▶ **Aim of the task**: In the records below, some lines contain "reduction"; state the number of such lines and nothing else.

▶ **Material for this task**:
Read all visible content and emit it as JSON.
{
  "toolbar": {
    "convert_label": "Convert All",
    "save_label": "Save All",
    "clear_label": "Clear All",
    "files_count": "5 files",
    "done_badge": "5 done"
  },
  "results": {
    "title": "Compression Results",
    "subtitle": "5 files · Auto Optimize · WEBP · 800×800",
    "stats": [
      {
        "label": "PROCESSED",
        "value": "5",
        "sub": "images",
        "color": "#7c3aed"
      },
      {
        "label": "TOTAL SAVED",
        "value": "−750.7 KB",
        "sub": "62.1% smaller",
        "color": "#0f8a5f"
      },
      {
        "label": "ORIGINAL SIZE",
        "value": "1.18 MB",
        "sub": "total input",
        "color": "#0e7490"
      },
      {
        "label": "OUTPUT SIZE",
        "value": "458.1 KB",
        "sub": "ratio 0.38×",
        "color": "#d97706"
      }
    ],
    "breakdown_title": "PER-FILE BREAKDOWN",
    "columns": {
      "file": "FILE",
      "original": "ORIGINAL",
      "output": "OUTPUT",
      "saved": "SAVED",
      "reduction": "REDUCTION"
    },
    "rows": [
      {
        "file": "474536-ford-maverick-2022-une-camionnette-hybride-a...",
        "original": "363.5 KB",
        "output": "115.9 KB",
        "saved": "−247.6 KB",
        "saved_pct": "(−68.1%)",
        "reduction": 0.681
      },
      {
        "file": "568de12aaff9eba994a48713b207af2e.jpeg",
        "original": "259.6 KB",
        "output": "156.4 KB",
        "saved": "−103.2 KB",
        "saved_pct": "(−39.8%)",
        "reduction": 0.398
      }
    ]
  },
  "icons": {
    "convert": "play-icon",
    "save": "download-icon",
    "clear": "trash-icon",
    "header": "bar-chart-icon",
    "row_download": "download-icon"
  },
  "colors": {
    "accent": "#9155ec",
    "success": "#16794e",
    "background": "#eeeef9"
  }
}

▶ **Response**: 3